I often get emails from clients asking me about the legitimacy of messages they get, and here are a couple of common ones that I wanted to bring to your attention:

1) Fake Domain Expirations:

A common scam is from companies warning you that your domain is about to expire, and trying to get you to renew it through them. The problem is since they are spammers and not your actual registrar, this involves you transferring it to them! Following through with this sometimes means accidentally changing registrars, but it could also result in you losing ownership of your own domain! Below is a sample of one of these emails that one of my clients got.


A few things to notice on here which are common to nearly all spam/scam emails:
First look at the “from” address as well as the URL of the link they want you to click. they are bizarre and unprofessional, with strange domains (instead of something you’d expect like godaddy.com or networksolutions.com).

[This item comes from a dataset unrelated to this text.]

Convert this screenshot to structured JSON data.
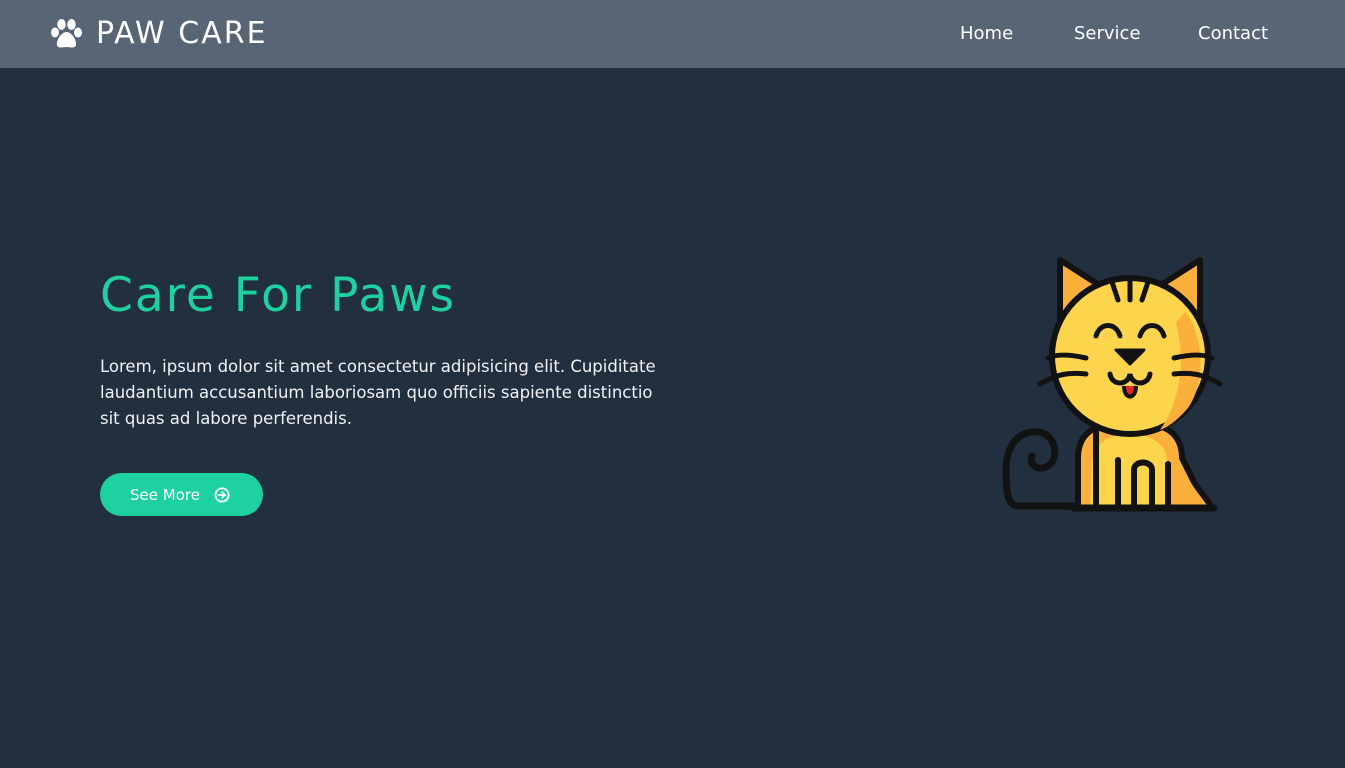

Second, they don’t even match (the email is from a totally different domain than the URL to click).
Sometimes the URL that is shown in the text is actually different than the URL you will be taken to when you click.

The only time you should respond to one of these is if it is from your own domain registrar. Make a point to know who your domain registrar is. (not sure? Ask me.)

2) Phishing emails

These are sometimes harder to detect (if they are done well) but here is what to look for… On the screenshot below, it all looks legitimate, claiming to be from Stripe.com (a credit card gateway), but in fact this is a very nasty phishing attempt. The way you can tell is by hovering over (hover only, do NOT click!) the URL that they want you to click on. When you do that and look down at the very bottom of the window, depending on what email client you are using, you should see a little box that shows you the URL that the text is actually linking to. See screenshot below, when you hover over the URL, notice the destination is different! This is the first and primary sign of danger!


Another telltale sign is that they often contain misspellings and punctuation errors. See above where it says “we couldn’t fine your account information” as well as the messed up punctuation after the words “48 hour” (in fact this whole sentence is just a debacle!)

A dose of common sense sometimes helps here, too. You will generally NEVER get an email from any legitimate website asking you to log in. The only time you should respond to these are when you have just signed up for a new account and you have to verify the email address. In this case, you are probably looking for the email, so you can assume it’s legit. But when it shows up out of the blue, beware!